Probably the best academic treatment of why modern foods play a role in diseases of civilization.
What is this blog about?
Well, originally I blogged about the paleolithic diet because I used that diet to help myself heal from IBS, GERD, asthma, and fatigue. I was already studying agriculture at the time I started this blog and I intensified my study in ecology, nutrition, and anthropology. I finished my Bachelor's of Science in 2009 and have since done some grad work in evolutionary biology and anthropology. I would like to do more. This blog is about my life, the food I like, but also about scientific and dietary topics I'm interested in.

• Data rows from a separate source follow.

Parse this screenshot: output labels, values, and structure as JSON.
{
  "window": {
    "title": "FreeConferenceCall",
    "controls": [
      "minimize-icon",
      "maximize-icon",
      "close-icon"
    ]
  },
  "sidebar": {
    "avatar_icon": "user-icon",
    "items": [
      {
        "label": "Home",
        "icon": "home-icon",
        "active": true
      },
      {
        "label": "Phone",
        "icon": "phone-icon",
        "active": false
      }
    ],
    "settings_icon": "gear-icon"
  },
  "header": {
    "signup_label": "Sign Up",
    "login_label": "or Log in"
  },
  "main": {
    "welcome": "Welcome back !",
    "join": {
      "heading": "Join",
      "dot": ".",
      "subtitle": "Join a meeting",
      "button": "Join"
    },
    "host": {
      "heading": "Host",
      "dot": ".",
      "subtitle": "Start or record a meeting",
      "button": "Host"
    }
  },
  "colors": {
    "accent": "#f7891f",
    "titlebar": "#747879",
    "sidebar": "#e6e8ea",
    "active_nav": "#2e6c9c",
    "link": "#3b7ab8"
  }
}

What diet do you follow?
The diet that works for me. I don't follow a "paleolithic diet" anymore. I do follow some principles of evolutionary diets, as well as traditional agrarian nutrition. I have narrowed down many of my issues to specific carbohydrate malabsorption with the FODMAPs theory. I eat some grass-fed meats, some starches, some pseudograins, some dairy, and some seafood I eat seasonally, so the composition varies pretty hugely.
So you think all hunter-gatherers/paleolithic people all just ate a bunch of meat?
Um, no? I don't know where people get this. The world is big and humans are an adaptable species. We ate what was available and that included all kinds of things, even things you wouldn't think to eat as a modern human. I would say my own beliefs on the matter is
- Nutritional science is young and there is a lot we don't know.
- There is a lot we don't know about the specifics of paleolithic people's lives and human evolution.
- But there is enough evidence on a precautionary basis to eat animals at least occasionally for nutritional purposes.
- Human physical variation is real, so not everyone does well on the same diet.
What evidence is out there for what our ancestors ate?
- Diets of nearest great ape relatives (very inaccurate, they are not our ancestors and are products of their own evolutionary lines)
- Diets of living hunter-gatherers (also not our ancestors and not very representative of paleolithic peoples, some have considerable contact and trade with agrarian cultures anyway)
- Bones, teeth, and other fossils (very interesting, but there is only so much we can glean from them, but overall the most accurate)
Didn't they only live to be 30?
Infant mortality was high, but people lived longer healthier lives than you might think. Links on the subject: